Looking for Some Writing That Evokes a Sense of Place? Pick up a Good Whodunit.
Travel Blog • Michael Yessis • 06.11.03 | 12:16 AM ET
So says Reggie Nadelson in a vivid essay in the June issue of Travel + Leisure. The author of “Red Hot Blues” and “Hot Poppies” examines the importance of place in crime novels and recounts a few events from her own travels that led to specific scenes in her books, including a trip to Hong Kong that influenced the latter book.

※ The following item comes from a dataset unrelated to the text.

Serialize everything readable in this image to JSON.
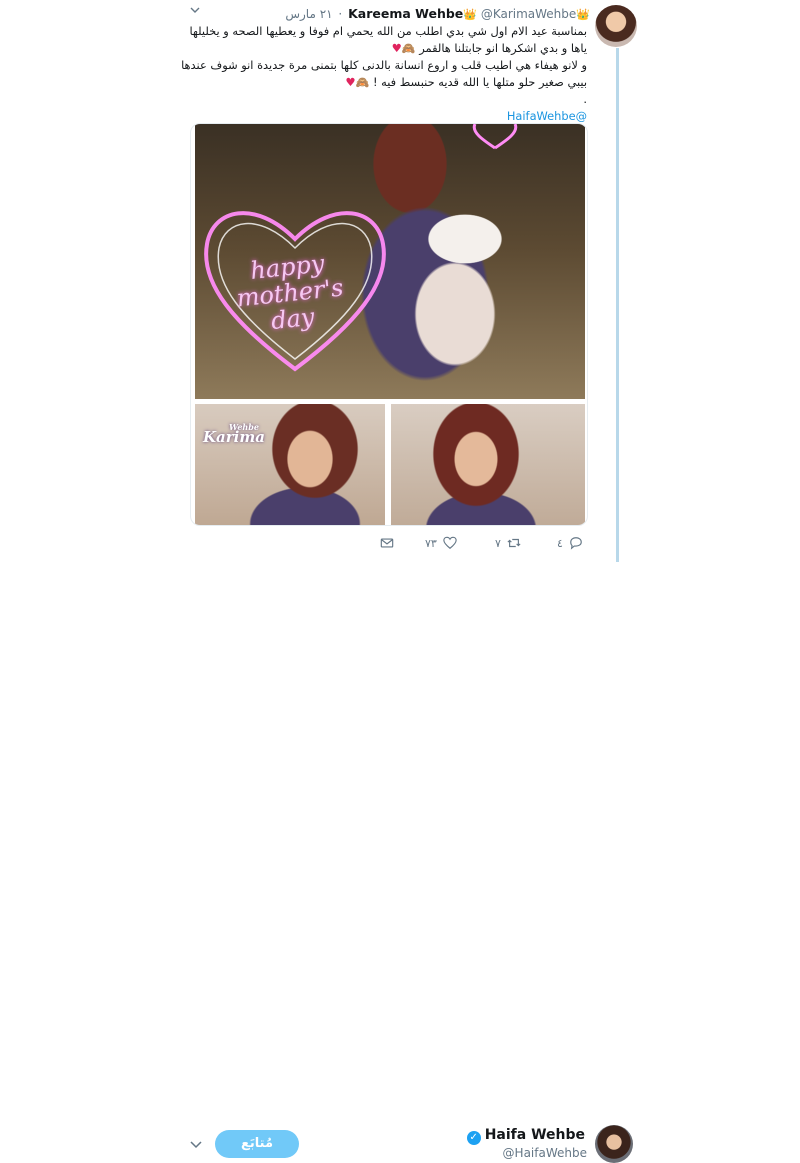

“I was interviewing some very rich people, who took me gambling in Macao and shopping in the Central District,” she writes. “It was just before the Chinese took back the city; there were demonstrations, people were nervous. It was infectious. What I remember most clearly is getting off the train from still-British Hong Kong into Shenzhen in the People’s Republic. Thousands of workers poured off as well, and I felt myself drowning in a sea of people. All I could see was a man near me, his hands rising out of the mob, holding a toilet aloft. The scene went into the book whole.” The piece includes a sidebar on the most evocative “travel thrillers,” if you will. Among the featured books and the places they reveal: Peter Høeg’s “Smilla’s Sense of Snow” (Denmark and Greenland); Martin Cruz Smith’s “Gorky Park” (Russia); and Raymond Chandler’s “The Big Sleep” (California).